It doubles down on wrong aspects of the first game in my opinion. I even think the Doom Guy’s personality gets lost in the mix somehow. While the first game had him impatiently pushing past the story, here we get far less of that personality through body language. Rather than him being this single-minded demon murdered, he seems more passive in the story that utterly revolves around him, while also making him seem juvenile as a character based on his quarters in the castle.
His room is filled with guitars, blood-soaked weapons and comic books. I don’t remember seeing one, but I wouldn’t be shocked if there was a skateboard in there somewhere too. It’s there purely as an Easter egg, but it adds this air of “badass 90s guy” to the character I really didn’t need. By adding so much to this character, they paradoxically take away from him.
When he was this mysterious, single-minded force of nature who wanted nothing to do with the nonsense going on around him, he was far more compelling to me. Now I know how he got from the end of Doom 64 to the sarcophagus at the beginning of Doom 2006, I’m suddenly less enamoured with him.
So yeah. Most of my issues with the sequel come from a place of tone and storytelling, although I will touch upon the gameplay as well, if only briefly. The thing is, as my enthusiasm for the story waned, it also affected my enthusiasm for playing the game at all. So it’s difficult for me to be super impartial about this. Had I loved the story, I may have been far more willing to interact with the added complexity of the combat puzzle that is Doom’s gameplay.
Gameplay, like the previous Doom, is as much a puzzle as it is pure mayhem. Eternal adds several more layers of complexity to the combat, that ended up being one step too far for me. Again though, I feel like my impatience with the game is more to blame for this than the quality of the gameplay itself.

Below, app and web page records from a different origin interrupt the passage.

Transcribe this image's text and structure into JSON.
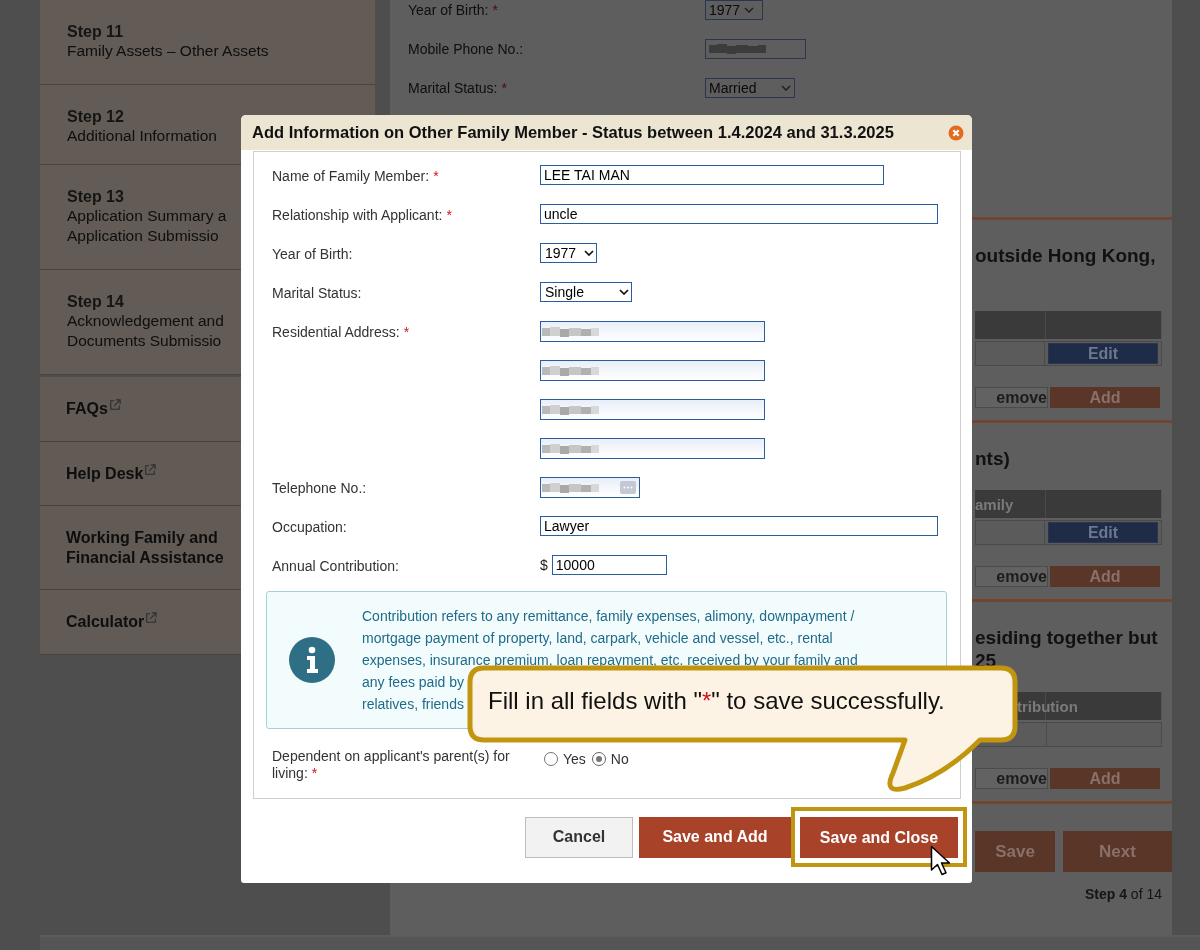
{
  "background_page": {
    "sidebar": {
      "steps": [
        {
          "number": "Step 11",
          "lines": [
            "Family Assets – Other Assets"
          ]
        },
        {
          "number": "Step 12",
          "lines": [
            "Additional Information"
          ]
        },
        {
          "number": "Step 13",
          "lines": [
            "Application Summary a",
            "Application Submissio"
          ]
        },
        {
          "number": "Step 14",
          "lines": [
            "Acknowledgement and",
            "Documents Submissio"
          ]
        }
      ],
      "links": [
        {
          "lines": [
            "FAQs"
          ],
          "external": true
        },
        {
          "lines": [
            "Help Desk"
          ],
          "external": true
        },
        {
          "lines": [
            "Working Family and",
            "Financial Assistance"
          ],
          "external": false
        },
        {
          "lines": [
            "Calculator"
          ],
          "external": true
        }
      ]
    },
    "fields": [
      {
        "label": "Year of Birth:",
        "required_mark": "*",
        "kind": "select",
        "value": "1977"
      },
      {
        "label": "Mobile Phone No.:",
        "kind": "blurred"
      },
      {
        "label": "Marital Status:",
        "required_mark": "*",
        "kind": "select",
        "value": "Married"
      }
    ],
    "sections": [
      {
        "heading_lines": [
          "outside Hong Kong,"
        ],
        "row_button": "Edit",
        "actions": [
          "emove",
          "Add"
        ]
      },
      {
        "heading_lines": [
          "nts)"
        ],
        "column_1": "amily",
        "row_button": "Edit",
        "actions": [
          "emove",
          "Add"
        ]
      },
      {
        "heading_lines": [
          "esiding together but",
          "25"
        ],
        "column_1": "tribution",
        "actions": [
          "emove",
          "Add"
        ]
      }
    ],
    "nav_buttons": [
      "Save",
      "Next"
    ],
    "step_counter": "**Step 4** of 14"
  },
  "dialog": {
    "title": "Add Information on Other Family Member - Status between 1.4.2024 and 31.3.2025",
    "fields": [
      {
        "label": "Name of Family Member:",
        "required_mark": "*",
        "kind": "text",
        "value": "LEE TAI MAN"
      },
      {
        "label": "Relationship with Applicant:",
        "required_mark": "*",
        "kind": "long_text",
        "value": "uncle"
      },
      {
        "label": "Year of Birth:",
        "kind": "select",
        "value": "1977"
      },
      {
        "label": "Marital Status:",
        "kind": "select",
        "value": "Single"
      },
      {
        "label": "Residential Address:",
        "required_mark": "*",
        "kind": "blurred"
      },
      {
        "kind": "blurred"
      },
      {
        "kind": "blurred"
      },
      {
        "kind": "blurred"
      },
      {
        "label": "Telephone No.:",
        "kind": "blurred_picker"
      },
      {
        "label": "Occupation:",
        "kind": "long_text",
        "value": "Lawyer"
      },
      {
        "label": "Annual Contribution:",
        "kind": "money",
        "currency": "$",
        "value": "10000"
      }
    ],
    "info_lines": [
      "Contribution refers to any remittance, family expenses, alimony, downpayment /",
      "mortgage payment of property, land, carpark, vehicle and vessel, etc., rental",
      "expenses, insurance premium, loan repayment, etc. received by your family and",
      "any fees paid by",
      "relatives, friends"
    ],
    "dependent": {
      "label": "Dependent on applicant's parent(s) for living:",
      "required_mark": "*",
      "options": [
        {
          "label": "Yes",
          "selected": false
        },
        {
          "label": "No",
          "selected": true
        }
      ]
    },
    "buttons": [
      {
        "label": "Cancel",
        "kind": "secondary",
        "highlighted": false
      },
      {
        "label": "Save and Add",
        "kind": "primary",
        "highlighted": false
      },
      {
        "label": "Save and Close",
        "kind": "primary",
        "highlighted": true
      }
    ]
  },
  "callout": {
    "before": "Fill in all fields with \"",
    "mark": "*",
    "after": "\" to save successfully."
  }
}
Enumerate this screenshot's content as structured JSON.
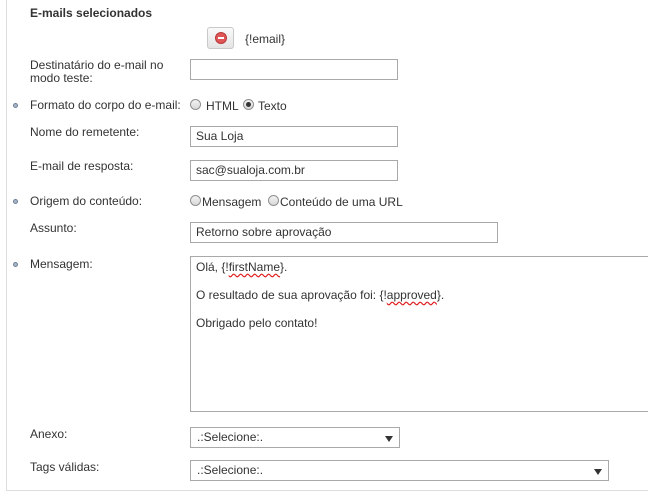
{
  "section": {
    "title": "E-mails selecionados"
  },
  "selected_email": {
    "value": "{!email}"
  },
  "test_recipient": {
    "label_line1": "Destinatário do e-mail no",
    "label_line2": "modo teste:",
    "value": ""
  },
  "body_format": {
    "label": "Formato do corpo do e-mail:",
    "options": [
      "HTML",
      "Texto"
    ],
    "selected": "Texto"
  },
  "sender_name": {
    "label": "Nome do remetente:",
    "value": "Sua Loja"
  },
  "reply_email": {
    "label": "E-mail de resposta:",
    "value": "sac@sualoja.com.br"
  },
  "content_origin": {
    "label": "Origem do conteúdo:",
    "options": [
      "Mensagem",
      "Conteúdo de uma URL"
    ],
    "selected": "none"
  },
  "subject": {
    "label": "Assunto:",
    "value": "Retorno sobre aprovação"
  },
  "message": {
    "label": "Mensagem:",
    "line1_prefix": "Olá, {!",
    "line1_var": "firstName",
    "line1_suffix": "}.",
    "line2_prefix": "O resultado de sua aprovação foi: {!",
    "line2_var": "approved",
    "line2_suffix": "}.",
    "line3": "Obrigado pelo contato!"
  },
  "attachment": {
    "label": "Anexo:",
    "selected": ".:Selecione:."
  },
  "valid_tags": {
    "label": "Tags válidas:",
    "selected": ".:Selecione:."
  },
  "colors": {
    "bullet": "#a8b5c8",
    "spellcheck": "#e02020",
    "remove_icon": "#e05656"
  }
}
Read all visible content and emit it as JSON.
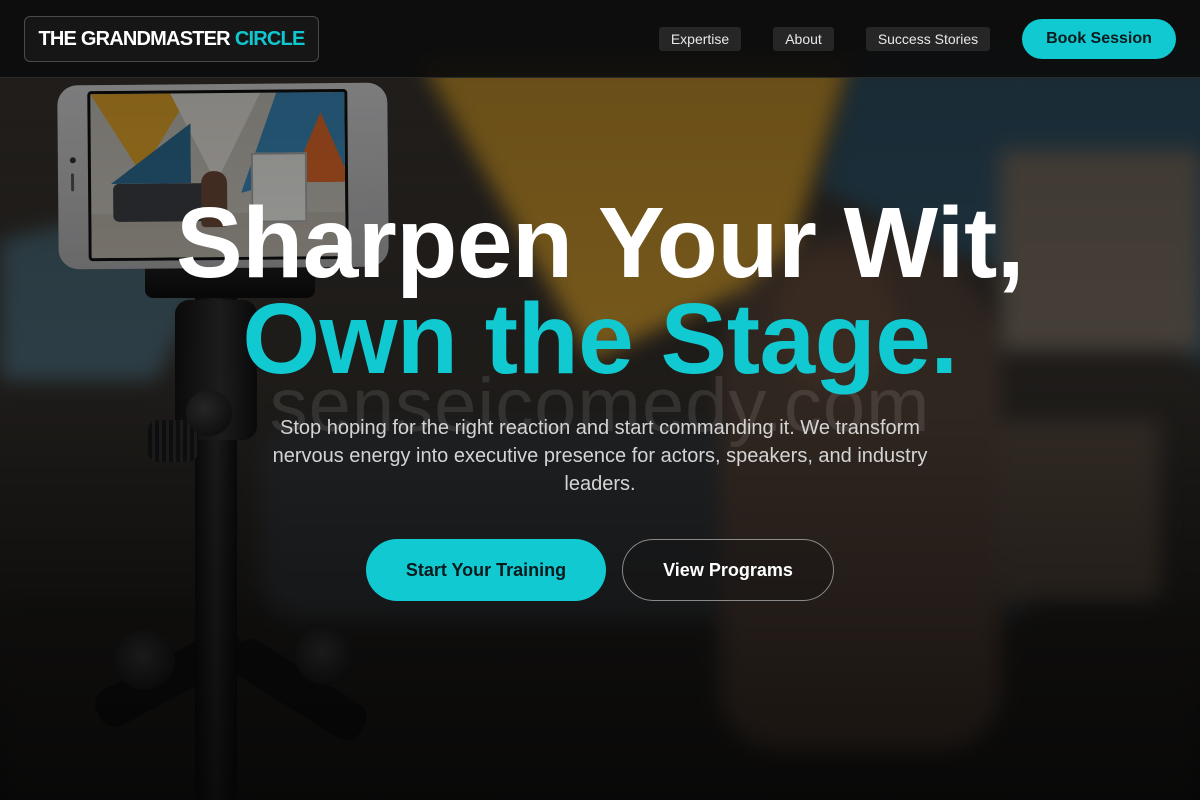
{
  "nav": {
    "logo_main": "THE GRANDMASTER",
    "logo_accent": "CIRCLE",
    "links": [
      {
        "label": "Expertise"
      },
      {
        "label": "About"
      },
      {
        "label": "Success Stories"
      }
    ],
    "cta_label": "Book Session"
  },
  "hero": {
    "headline_line1": "Sharpen Your Wit,",
    "headline_line2": "Own the Stage.",
    "watermark": "senseicomedy.com",
    "subtext": "Stop hoping for the right reaction and start commanding it. We transform nervous energy into executive presence for actors, speakers, and industry leaders.",
    "primary_cta": "Start Your Training",
    "secondary_cta": "View Programs"
  },
  "colors": {
    "accent": "#11c9d1",
    "nav_background": "#0c0c0c",
    "text_primary": "#ffffff"
  }
}
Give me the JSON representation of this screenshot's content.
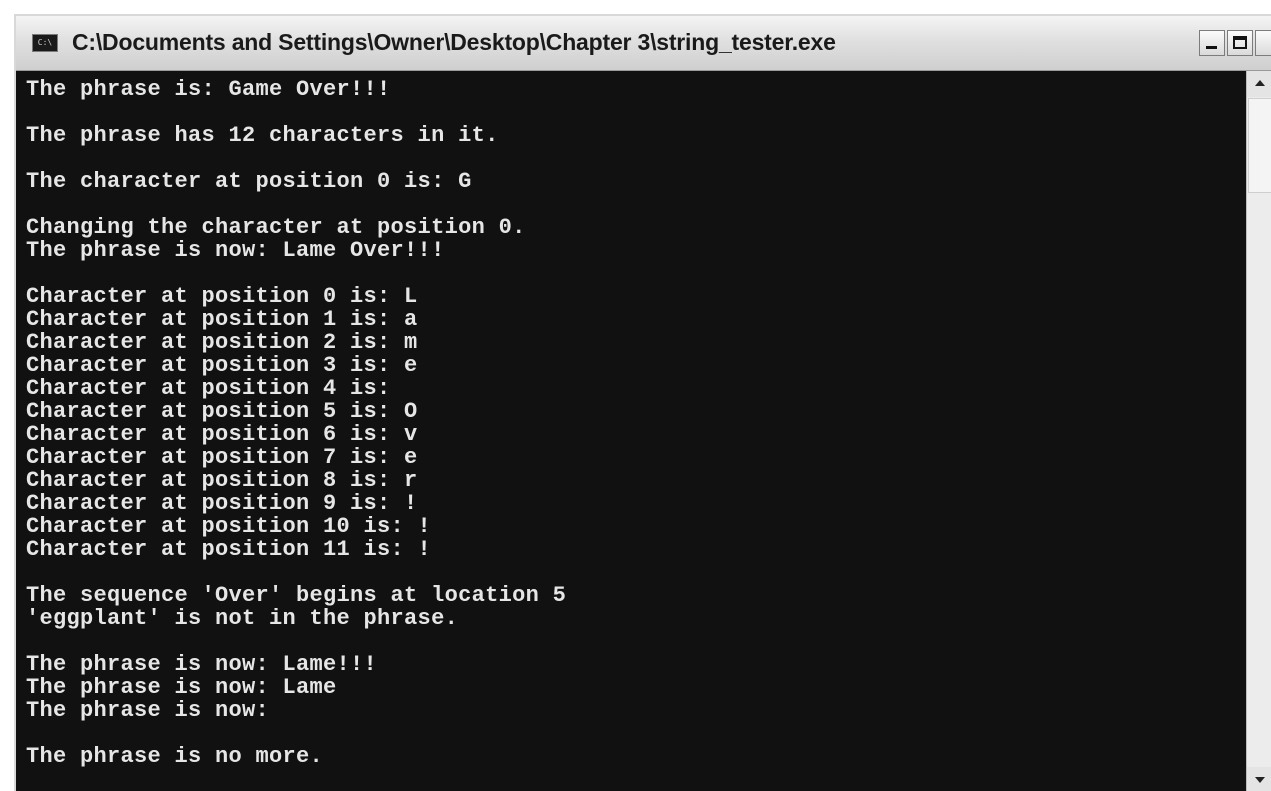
{
  "window": {
    "title": "C:\\Documents and Settings\\Owner\\Desktop\\Chapter 3\\string_tester.exe",
    "app_icon_label": "C:\\",
    "app_icon": "console-app-icon",
    "titlebar_buttons": [
      "minimize-icon",
      "maximize-icon"
    ]
  },
  "console": {
    "lines": [
      "The phrase is: Game Over!!!",
      "",
      "The phrase has 12 characters in it.",
      "",
      "The character at position 0 is: G",
      "",
      "Changing the character at position 0.",
      "The phrase is now: Lame Over!!!",
      "",
      "Character at position 0 is: L",
      "Character at position 1 is: a",
      "Character at position 2 is: m",
      "Character at position 3 is: e",
      "Character at position 4 is:",
      "Character at position 5 is: O",
      "Character at position 6 is: v",
      "Character at position 7 is: e",
      "Character at position 8 is: r",
      "Character at position 9 is: !",
      "Character at position 10 is: !",
      "Character at position 11 is: !",
      "",
      "The sequence 'Over' begins at location 5",
      "'eggplant' is not in the phrase.",
      "",
      "The phrase is now: Lame!!!",
      "The phrase is now: Lame",
      "The phrase is now:",
      "",
      "The phrase is no more."
    ]
  },
  "scrollbar": {
    "up_icon": "scroll-up-arrow-icon",
    "down_icon": "scroll-down-arrow-icon"
  },
  "colors": {
    "console_background": "#111111",
    "console_text": "#e6e6e6",
    "titlebar": "#e0e0e0"
  }
}
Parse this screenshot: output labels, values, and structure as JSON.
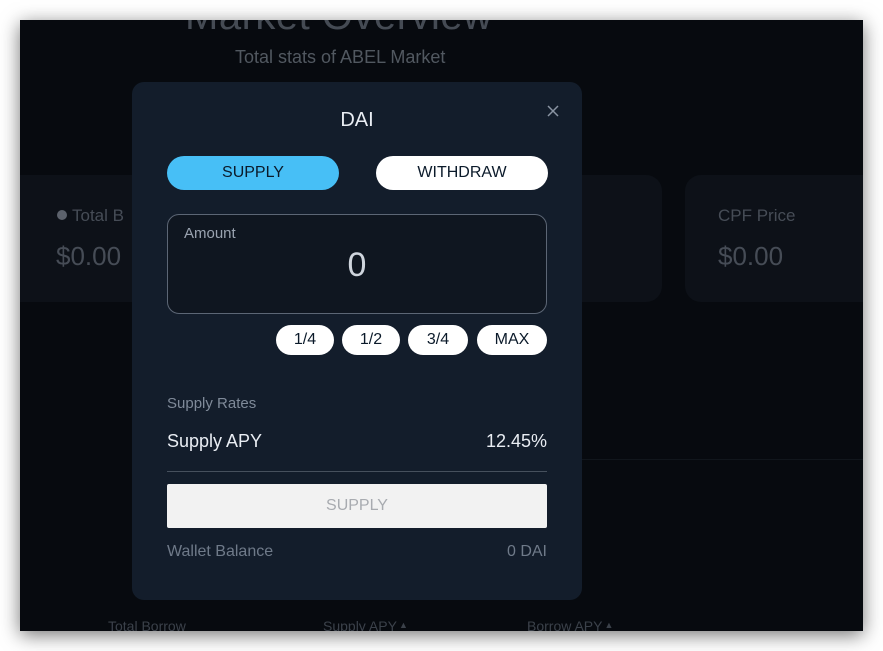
{
  "background": {
    "title": "Market Overview",
    "subtitle": "Total stats of ABEL Market",
    "cards": [
      {
        "label": "Total B",
        "value": "$0.00"
      },
      {
        "label": "",
        "value": ""
      },
      {
        "label": "CPF Price",
        "value": "$0.00"
      }
    ],
    "table_headers": [
      "Total Borrow",
      "Supply APY",
      "Borrow APY"
    ],
    "sort_icon": "arrow-up-icon"
  },
  "modal": {
    "title": "DAI",
    "close_icon": "close-icon",
    "tabs": {
      "supply": "SUPPLY",
      "withdraw": "WITHDRAW",
      "active": "supply"
    },
    "amount": {
      "label": "Amount",
      "value": "0"
    },
    "fractions": [
      "1/4",
      "1/2",
      "3/4",
      "MAX"
    ],
    "rates": {
      "title": "Supply Rates",
      "apy_label": "Supply APY",
      "apy_value": "12.45%"
    },
    "submit_label": "SUPPLY",
    "wallet": {
      "label": "Wallet Balance",
      "value": "0 DAI"
    }
  },
  "colors": {
    "accent": "#47bff6",
    "modal_bg": "#131d2b",
    "page_bg": "#0b1017"
  }
}
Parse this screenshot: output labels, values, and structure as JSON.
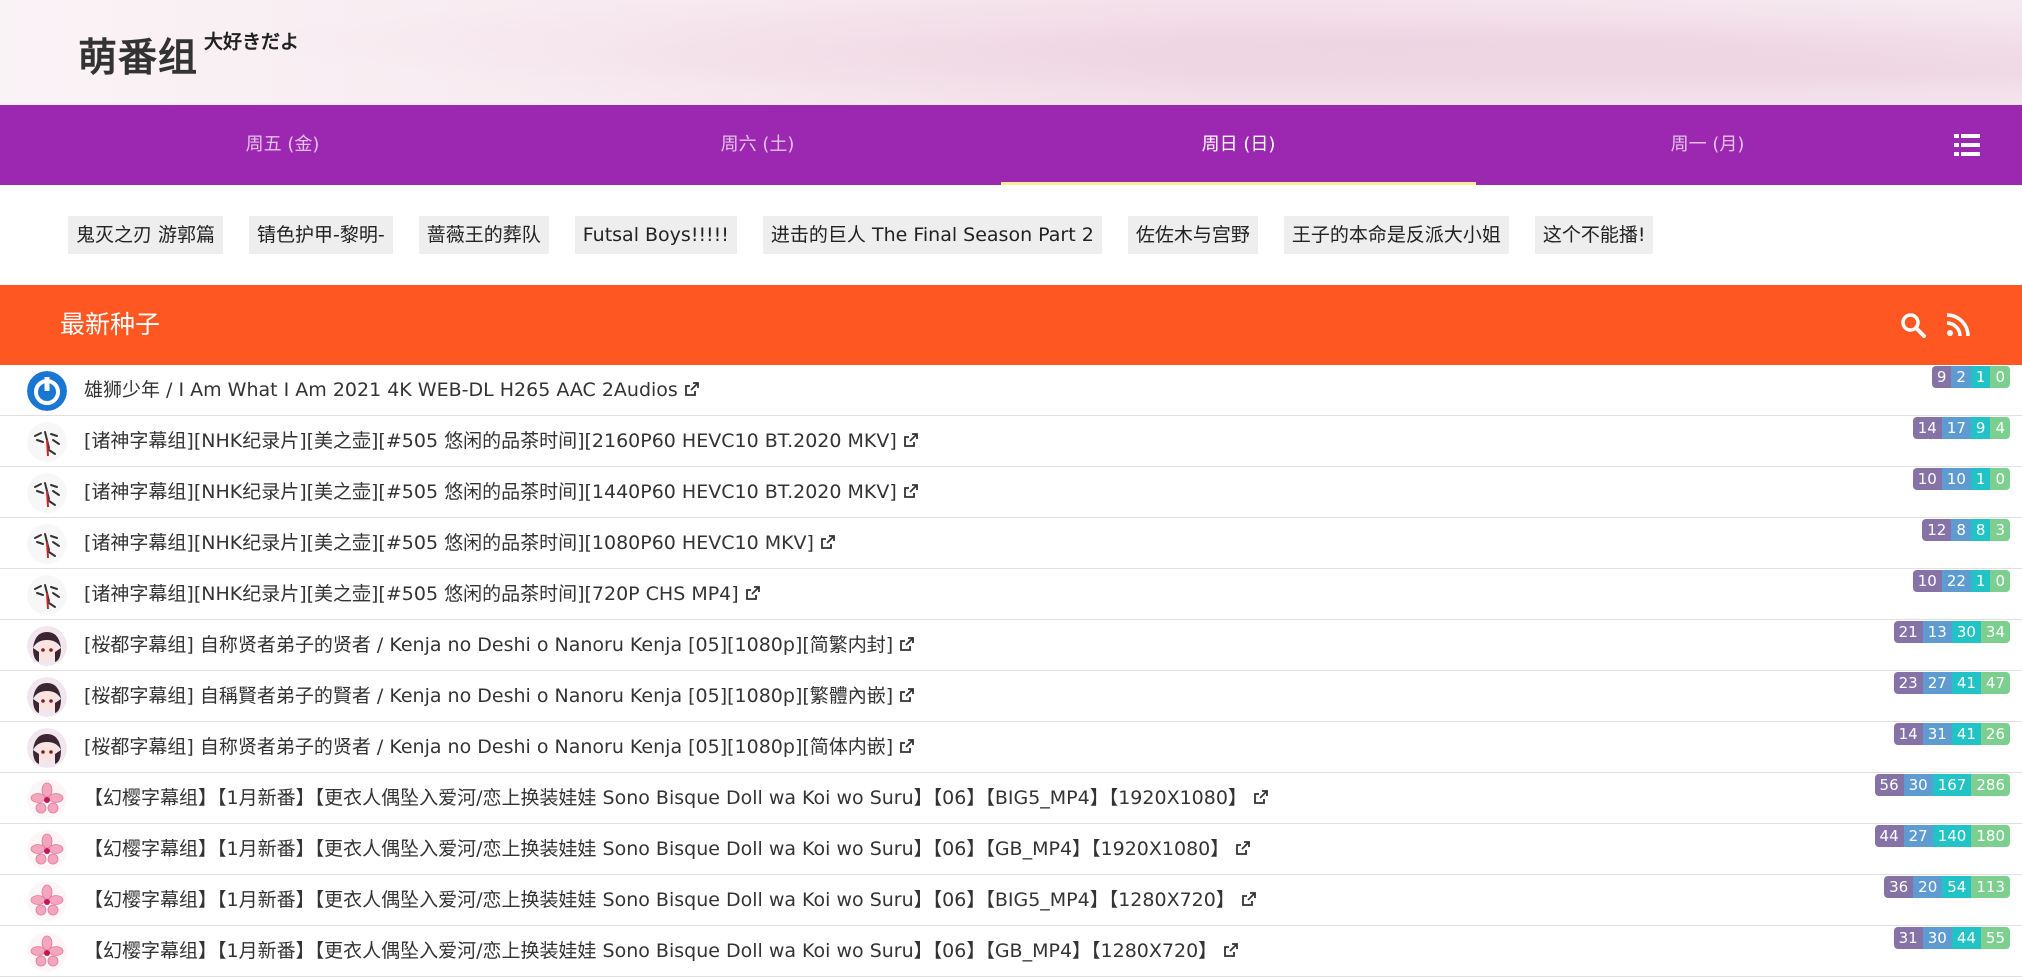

The major two additions are that of a flamethrower, which causes enemies you damage to drop armour and enemies themselves having weak points, which require them to be attacked by a particular weapon in a particular way, or else you’re going to come out of the encounter much worse for ware. All combined with all of your weapons having far less ammo than they did in the first game, it feels like you’re constantly running out of the ammo you need and managing cooldowns on your various abilities more than ripping and tearing your way through the hoards.
Plus, this might be just me. But the addition of the wrist blade makes those glory kills so much less satisfying than the Doom Guy doing it all with his bare hands.
I think this is one of those cases where I saw something I didn’t like right from the start of the game, and any other minor issue just compiled with that and created this self-fashioned mount of ill-will towards the game. Doom Eternal isn’t a bad game, but the choices it made only goes against the good will the previous game build up in my mind.
It doubled down on the wrong aspects of the game for me, while losing some of the cheeky tone and irreverence to its own lore that made the first game so great. And in the end, I feel like that’s Doom: Eternal’s greatest sin. Had it still been packed with all this lore, and all this backstory, but still showed an utter distain for its own storytelling, then I most likely would have been 1000% on board for it.
Ultimately, by losing the most unique aspect of itself, it falls below the water of the ridiculously saturated first person shooter games we get year to year.